■ Record set:
****************************************
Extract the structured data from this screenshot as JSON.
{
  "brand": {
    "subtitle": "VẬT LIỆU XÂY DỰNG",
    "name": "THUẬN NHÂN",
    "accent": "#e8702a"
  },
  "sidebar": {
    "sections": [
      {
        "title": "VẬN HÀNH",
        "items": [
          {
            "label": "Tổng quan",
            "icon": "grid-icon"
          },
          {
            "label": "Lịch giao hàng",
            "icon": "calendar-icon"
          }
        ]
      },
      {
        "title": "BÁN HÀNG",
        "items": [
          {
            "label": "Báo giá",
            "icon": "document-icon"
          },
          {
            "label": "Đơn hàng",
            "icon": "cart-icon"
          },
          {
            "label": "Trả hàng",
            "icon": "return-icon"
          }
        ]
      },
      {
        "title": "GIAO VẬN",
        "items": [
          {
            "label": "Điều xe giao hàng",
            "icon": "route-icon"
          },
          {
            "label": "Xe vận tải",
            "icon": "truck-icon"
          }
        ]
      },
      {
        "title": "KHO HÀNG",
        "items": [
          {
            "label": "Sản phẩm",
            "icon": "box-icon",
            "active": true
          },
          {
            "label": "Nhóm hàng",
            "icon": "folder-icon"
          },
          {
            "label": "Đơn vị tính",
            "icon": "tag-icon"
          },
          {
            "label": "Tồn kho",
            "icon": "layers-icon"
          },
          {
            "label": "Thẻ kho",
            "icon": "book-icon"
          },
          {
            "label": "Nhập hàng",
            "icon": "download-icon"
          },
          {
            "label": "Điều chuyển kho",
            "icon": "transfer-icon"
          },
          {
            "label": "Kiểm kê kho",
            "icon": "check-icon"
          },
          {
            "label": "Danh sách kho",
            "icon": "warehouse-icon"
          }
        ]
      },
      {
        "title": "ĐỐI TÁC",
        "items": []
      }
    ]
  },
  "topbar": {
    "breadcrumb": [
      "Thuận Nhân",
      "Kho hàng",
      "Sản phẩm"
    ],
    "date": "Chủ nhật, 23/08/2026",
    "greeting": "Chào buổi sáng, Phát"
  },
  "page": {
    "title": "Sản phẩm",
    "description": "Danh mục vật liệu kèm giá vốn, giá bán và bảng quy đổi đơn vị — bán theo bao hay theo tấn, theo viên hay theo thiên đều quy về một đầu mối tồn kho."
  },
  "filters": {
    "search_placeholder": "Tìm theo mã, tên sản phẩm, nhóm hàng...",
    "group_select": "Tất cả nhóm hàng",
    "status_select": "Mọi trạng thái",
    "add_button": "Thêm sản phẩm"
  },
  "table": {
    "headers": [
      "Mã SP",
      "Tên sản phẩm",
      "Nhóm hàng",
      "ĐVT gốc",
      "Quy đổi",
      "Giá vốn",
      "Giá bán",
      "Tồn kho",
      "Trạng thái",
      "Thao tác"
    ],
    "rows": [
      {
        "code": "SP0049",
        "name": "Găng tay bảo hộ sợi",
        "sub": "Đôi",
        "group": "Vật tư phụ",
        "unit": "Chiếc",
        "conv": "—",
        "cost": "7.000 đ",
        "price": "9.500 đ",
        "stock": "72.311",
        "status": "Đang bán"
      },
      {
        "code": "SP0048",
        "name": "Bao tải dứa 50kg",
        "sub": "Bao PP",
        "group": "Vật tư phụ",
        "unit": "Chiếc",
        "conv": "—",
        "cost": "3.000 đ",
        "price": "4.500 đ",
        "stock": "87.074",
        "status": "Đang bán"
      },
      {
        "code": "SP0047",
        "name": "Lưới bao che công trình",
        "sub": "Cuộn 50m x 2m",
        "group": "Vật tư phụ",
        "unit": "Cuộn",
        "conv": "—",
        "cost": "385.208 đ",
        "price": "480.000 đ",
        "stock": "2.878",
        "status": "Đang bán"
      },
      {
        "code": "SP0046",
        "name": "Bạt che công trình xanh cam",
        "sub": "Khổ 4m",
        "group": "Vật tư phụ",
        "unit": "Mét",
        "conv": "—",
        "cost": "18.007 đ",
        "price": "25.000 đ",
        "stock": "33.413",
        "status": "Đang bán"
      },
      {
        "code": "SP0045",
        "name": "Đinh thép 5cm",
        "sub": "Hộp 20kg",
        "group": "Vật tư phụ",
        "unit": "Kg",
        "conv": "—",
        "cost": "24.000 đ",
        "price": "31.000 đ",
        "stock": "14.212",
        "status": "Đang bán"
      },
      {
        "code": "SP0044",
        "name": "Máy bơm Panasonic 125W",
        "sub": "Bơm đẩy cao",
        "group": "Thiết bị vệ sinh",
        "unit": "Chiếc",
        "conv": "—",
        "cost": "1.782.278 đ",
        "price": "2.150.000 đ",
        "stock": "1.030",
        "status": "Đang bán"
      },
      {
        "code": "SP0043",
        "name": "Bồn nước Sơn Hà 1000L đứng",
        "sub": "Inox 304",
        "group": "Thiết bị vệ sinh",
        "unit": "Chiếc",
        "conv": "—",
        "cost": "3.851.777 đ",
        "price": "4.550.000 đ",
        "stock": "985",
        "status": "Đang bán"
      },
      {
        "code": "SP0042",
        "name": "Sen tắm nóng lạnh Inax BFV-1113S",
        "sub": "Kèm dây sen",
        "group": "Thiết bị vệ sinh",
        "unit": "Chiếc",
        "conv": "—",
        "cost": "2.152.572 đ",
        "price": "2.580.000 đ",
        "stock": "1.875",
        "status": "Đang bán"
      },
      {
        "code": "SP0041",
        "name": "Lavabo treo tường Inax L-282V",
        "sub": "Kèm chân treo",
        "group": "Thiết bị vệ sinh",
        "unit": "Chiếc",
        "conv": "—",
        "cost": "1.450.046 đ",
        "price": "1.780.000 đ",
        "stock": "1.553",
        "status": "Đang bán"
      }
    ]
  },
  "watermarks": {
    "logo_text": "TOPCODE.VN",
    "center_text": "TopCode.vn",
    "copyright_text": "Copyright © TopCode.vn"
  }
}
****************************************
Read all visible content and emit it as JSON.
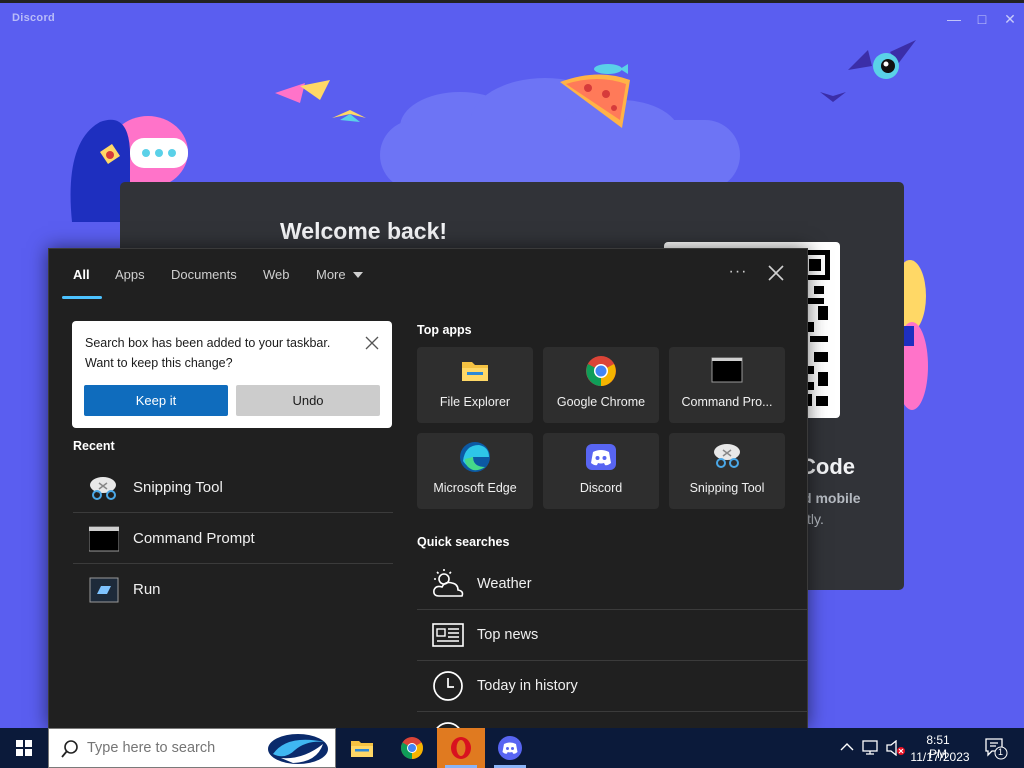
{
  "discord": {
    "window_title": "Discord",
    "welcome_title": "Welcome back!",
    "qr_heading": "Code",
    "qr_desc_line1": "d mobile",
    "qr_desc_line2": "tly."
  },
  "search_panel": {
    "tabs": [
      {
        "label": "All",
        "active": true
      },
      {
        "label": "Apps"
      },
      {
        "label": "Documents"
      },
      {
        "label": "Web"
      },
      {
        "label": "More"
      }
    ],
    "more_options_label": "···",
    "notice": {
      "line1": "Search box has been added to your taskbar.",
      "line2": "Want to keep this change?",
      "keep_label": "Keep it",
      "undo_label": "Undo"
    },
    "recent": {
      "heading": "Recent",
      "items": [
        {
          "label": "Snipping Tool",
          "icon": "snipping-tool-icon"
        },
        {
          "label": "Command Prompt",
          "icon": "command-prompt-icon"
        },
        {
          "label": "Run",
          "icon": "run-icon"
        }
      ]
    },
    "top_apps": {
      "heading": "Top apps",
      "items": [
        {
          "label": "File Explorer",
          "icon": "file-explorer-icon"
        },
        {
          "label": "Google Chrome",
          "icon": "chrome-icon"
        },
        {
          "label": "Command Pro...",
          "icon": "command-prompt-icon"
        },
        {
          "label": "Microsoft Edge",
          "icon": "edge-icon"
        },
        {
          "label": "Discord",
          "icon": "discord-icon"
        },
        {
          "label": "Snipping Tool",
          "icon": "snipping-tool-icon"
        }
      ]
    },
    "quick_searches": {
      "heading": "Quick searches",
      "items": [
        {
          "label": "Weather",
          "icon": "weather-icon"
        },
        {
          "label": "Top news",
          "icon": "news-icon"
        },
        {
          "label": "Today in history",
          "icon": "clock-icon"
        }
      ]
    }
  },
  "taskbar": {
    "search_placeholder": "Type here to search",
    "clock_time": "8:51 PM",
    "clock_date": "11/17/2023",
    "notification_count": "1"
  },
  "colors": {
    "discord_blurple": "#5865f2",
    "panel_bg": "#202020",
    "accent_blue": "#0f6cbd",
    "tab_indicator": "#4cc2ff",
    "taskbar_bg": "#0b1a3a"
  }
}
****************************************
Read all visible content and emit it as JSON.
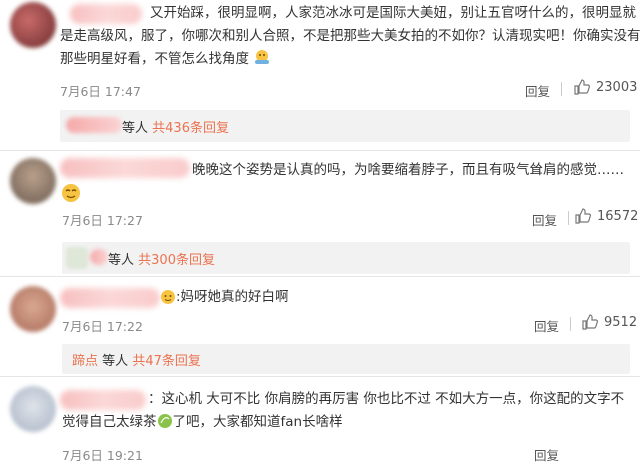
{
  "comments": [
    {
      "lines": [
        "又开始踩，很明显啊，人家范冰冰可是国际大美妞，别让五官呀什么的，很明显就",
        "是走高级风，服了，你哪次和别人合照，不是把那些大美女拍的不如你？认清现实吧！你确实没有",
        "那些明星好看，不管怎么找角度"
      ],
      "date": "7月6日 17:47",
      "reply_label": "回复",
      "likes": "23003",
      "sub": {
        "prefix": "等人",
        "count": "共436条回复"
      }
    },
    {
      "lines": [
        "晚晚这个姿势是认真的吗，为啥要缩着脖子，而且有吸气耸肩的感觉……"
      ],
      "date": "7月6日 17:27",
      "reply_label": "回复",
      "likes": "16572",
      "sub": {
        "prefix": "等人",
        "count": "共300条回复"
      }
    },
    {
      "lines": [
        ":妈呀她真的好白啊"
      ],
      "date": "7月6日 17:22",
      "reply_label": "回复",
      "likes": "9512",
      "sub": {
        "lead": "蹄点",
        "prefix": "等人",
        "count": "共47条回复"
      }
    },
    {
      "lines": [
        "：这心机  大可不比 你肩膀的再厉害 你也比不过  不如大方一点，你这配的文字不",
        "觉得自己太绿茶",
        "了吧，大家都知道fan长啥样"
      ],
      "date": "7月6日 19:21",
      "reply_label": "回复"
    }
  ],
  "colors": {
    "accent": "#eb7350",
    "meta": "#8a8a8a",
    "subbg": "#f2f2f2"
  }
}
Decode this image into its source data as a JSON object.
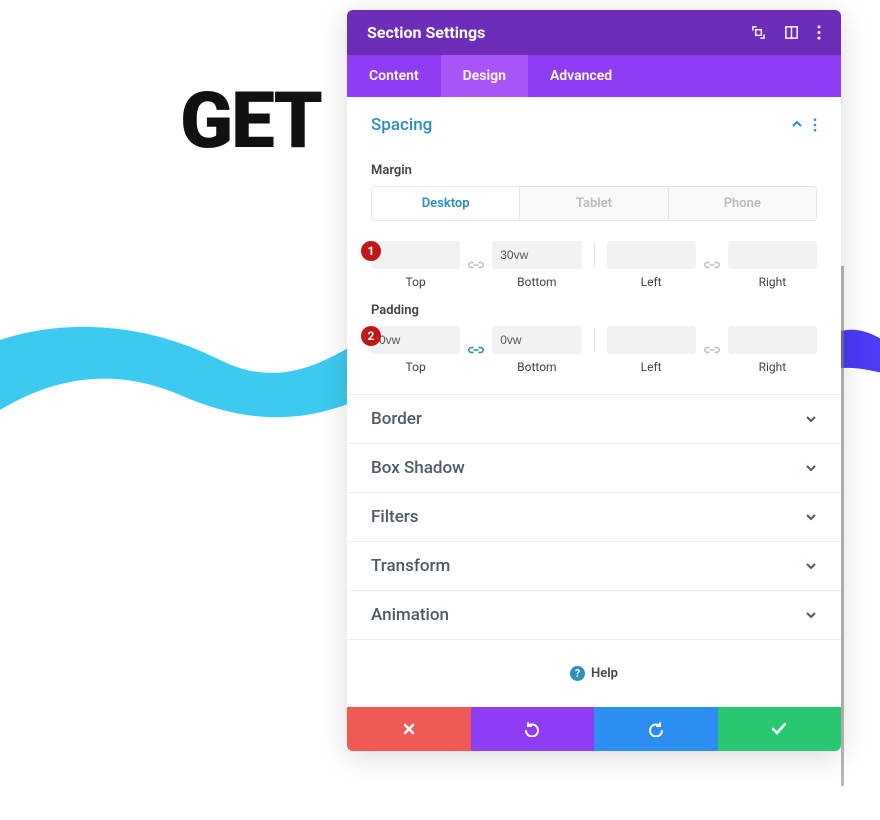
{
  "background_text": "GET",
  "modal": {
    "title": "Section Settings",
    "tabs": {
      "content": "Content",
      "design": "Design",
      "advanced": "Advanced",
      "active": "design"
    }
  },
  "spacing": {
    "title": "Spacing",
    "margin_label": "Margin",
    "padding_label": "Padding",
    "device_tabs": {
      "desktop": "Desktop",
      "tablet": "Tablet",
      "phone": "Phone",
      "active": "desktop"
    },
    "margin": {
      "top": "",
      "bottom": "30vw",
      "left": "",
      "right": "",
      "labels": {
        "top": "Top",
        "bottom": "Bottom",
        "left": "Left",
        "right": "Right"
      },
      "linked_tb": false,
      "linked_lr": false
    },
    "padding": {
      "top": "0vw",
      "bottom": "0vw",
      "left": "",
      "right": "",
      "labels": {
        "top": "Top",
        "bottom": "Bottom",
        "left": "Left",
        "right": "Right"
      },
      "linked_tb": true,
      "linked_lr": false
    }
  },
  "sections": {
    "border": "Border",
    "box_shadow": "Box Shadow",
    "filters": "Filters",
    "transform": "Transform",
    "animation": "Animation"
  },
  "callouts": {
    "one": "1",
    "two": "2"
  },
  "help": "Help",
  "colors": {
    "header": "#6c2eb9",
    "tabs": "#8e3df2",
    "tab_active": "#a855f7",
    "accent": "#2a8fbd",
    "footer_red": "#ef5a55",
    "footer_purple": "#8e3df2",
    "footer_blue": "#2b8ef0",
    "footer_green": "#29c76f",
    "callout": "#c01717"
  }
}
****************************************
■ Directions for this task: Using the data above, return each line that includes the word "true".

■ Output below:
            "active": true
        "active": true
      "linked_tb": true,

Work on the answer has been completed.